## [Dataset items]
------------------------
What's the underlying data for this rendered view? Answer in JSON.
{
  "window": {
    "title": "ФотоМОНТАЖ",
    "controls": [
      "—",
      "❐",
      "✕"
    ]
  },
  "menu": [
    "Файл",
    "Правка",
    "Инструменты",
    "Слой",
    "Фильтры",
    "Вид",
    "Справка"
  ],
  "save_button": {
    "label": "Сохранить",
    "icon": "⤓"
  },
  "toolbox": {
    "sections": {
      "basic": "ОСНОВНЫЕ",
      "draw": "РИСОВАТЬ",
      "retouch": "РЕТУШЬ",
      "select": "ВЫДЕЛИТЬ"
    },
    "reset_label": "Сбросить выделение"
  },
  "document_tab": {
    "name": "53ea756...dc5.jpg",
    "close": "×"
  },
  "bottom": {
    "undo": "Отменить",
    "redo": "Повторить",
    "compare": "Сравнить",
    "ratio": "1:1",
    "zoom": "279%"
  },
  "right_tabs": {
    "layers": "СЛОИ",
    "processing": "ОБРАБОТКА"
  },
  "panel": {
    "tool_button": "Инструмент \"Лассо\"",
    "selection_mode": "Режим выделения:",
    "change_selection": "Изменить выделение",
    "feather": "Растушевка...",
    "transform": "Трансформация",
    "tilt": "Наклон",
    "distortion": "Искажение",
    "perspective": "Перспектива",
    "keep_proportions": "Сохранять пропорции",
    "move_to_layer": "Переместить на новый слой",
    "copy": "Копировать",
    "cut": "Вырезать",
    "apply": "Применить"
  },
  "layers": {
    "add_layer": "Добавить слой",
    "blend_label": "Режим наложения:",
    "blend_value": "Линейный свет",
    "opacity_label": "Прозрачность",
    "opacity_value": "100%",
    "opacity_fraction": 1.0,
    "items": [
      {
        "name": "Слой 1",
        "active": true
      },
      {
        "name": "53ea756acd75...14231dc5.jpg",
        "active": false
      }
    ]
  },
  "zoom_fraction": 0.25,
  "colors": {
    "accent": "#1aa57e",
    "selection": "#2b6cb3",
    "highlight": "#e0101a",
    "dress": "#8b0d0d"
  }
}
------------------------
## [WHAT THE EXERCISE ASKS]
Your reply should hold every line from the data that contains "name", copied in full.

## [ANSWER SPACE]
    "name": "53ea756...dc5.jpg",
        "name": "Слой 1",
        "name": "53ea756acd75...14231dc5.jpg",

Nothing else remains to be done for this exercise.